Letters to the Editor: UC defends its contract offer in labor talks to avert a strike
By Mark D. Alford
UCOP staff writer
Posted: 03/13/2013 02:15:07 PM MST
In an effort to persuade the union to compromise on an outstanding contract offer offered by UCOP at a secret bargaining session last week, the administration released a statement in response to a series of letters to the editor (which included an extended personal attack on UCOP co-chair Dan Cronin by former UCOP executive director Jim Sullivan as well as a letter of support from former UCOP co-chair and labor activist Robert McElligott) in the San Francisco Chronicle and the San Francisco Examiner.
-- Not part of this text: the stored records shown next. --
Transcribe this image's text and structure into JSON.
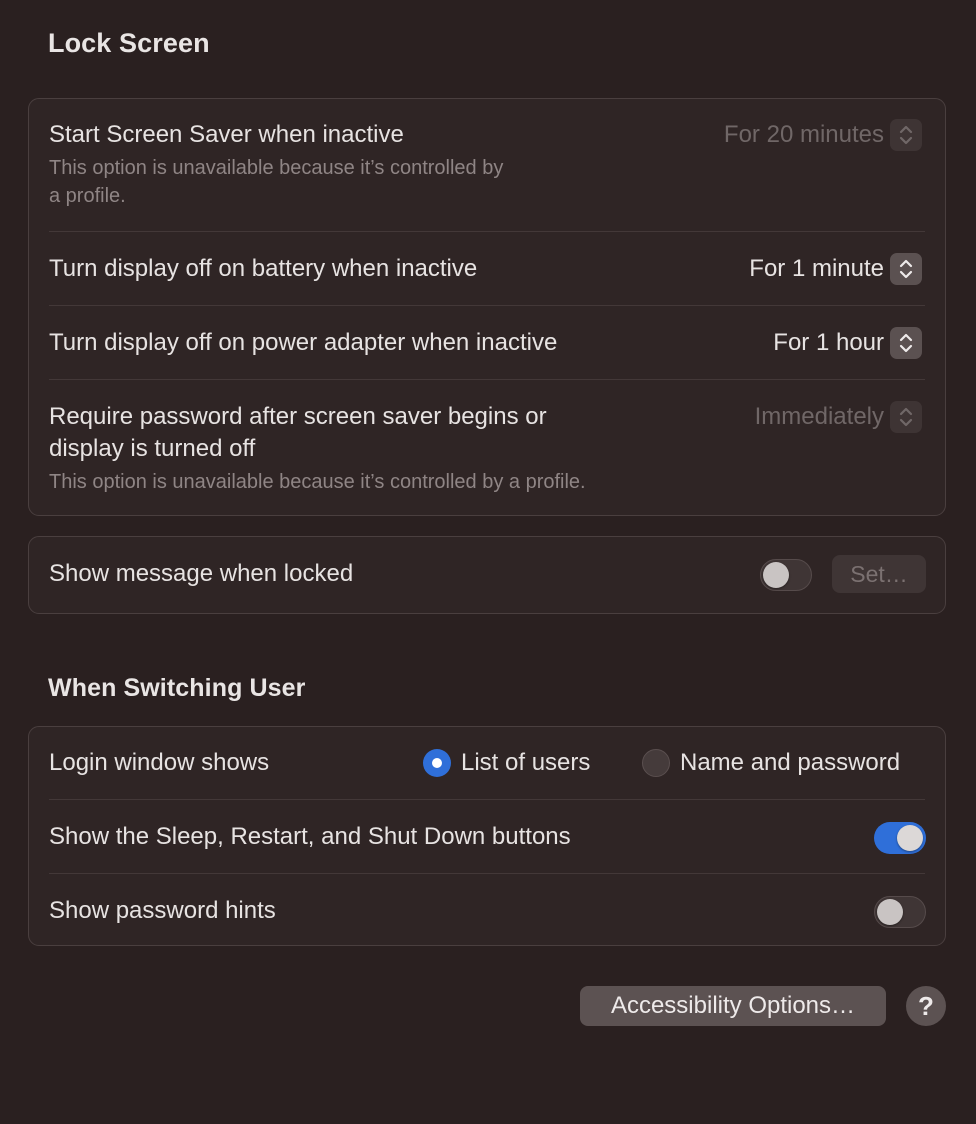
{
  "lock_screen": {
    "title": "Lock Screen",
    "rows": [
      {
        "label": "Start Screen Saver when inactive",
        "note_line1": "This option is unavailable because it’s controlled by",
        "note_line2": "a profile.",
        "value": "For 20 minutes",
        "enabled": false
      },
      {
        "label": "Turn display off on battery when inactive",
        "value": "For 1 minute",
        "enabled": true
      },
      {
        "label": "Turn display off on power adapter when inactive",
        "value": "For 1 hour",
        "enabled": true
      },
      {
        "label_line1": "Require password after screen saver begins or",
        "label_line2": "display is turned off",
        "note": "This option is unavailable because it’s controlled by a profile.",
        "value": "Immediately",
        "enabled": false
      }
    ],
    "message": {
      "label": "Show message when locked",
      "toggle_on": false,
      "set_button": "Set…"
    }
  },
  "switching_user": {
    "title": "When Switching User",
    "login_window": {
      "label": "Login window shows",
      "options": [
        {
          "label": "List of users",
          "selected": true
        },
        {
          "label": "Name and password",
          "selected": false
        }
      ]
    },
    "sleep_buttons": {
      "label": "Show the Sleep, Restart, and Shut Down buttons",
      "toggle_on": true
    },
    "password_hints": {
      "label": "Show password hints",
      "toggle_on": false
    }
  },
  "footer": {
    "accessibility_button": "Accessibility Options…",
    "help_button": "?"
  },
  "colors": {
    "background": "#2a2020",
    "accent": "#2f6fd9"
  }
}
However, the administration’s full response and the correspondence with the Chronicle and Examiner are not yet online.
In the San Francisco Chronicle, Mark D. Alford wrote:
“UC is trying to push the union back to the bargaining table and into the arms of the administration. The administration should not be allowed to use a secret bargaining session to force the union back into negotiations.
“UCOP negotiators presented a lengthy contract offer containing many of the items that the majority of UC’s employees were seeking. The negotiators were successful in presenting their offer, which was well-received by members of the negotiating team, and UCOP had an opportunity to vote on it before the secret session began on April 4.
“UCOP members’ commitment to keep the campus open is at the core of their organizing for a living wage, fair union contract. It was not clear to me that the secret sessions were an attempt by the administration to force the union into a contract that it could not accept.”
Alford also wrote in the San Francisco Examiner:
“The administration has a clear legal right to present its side of the story before secret bargaining sessions even begin. UCOP’s negotiating team had been talking about a contract offer for two years, and I don’t believe that this is the first contract offer that UCOP’s negotiation team has presented to the UC and college communities. The contracts that UCOP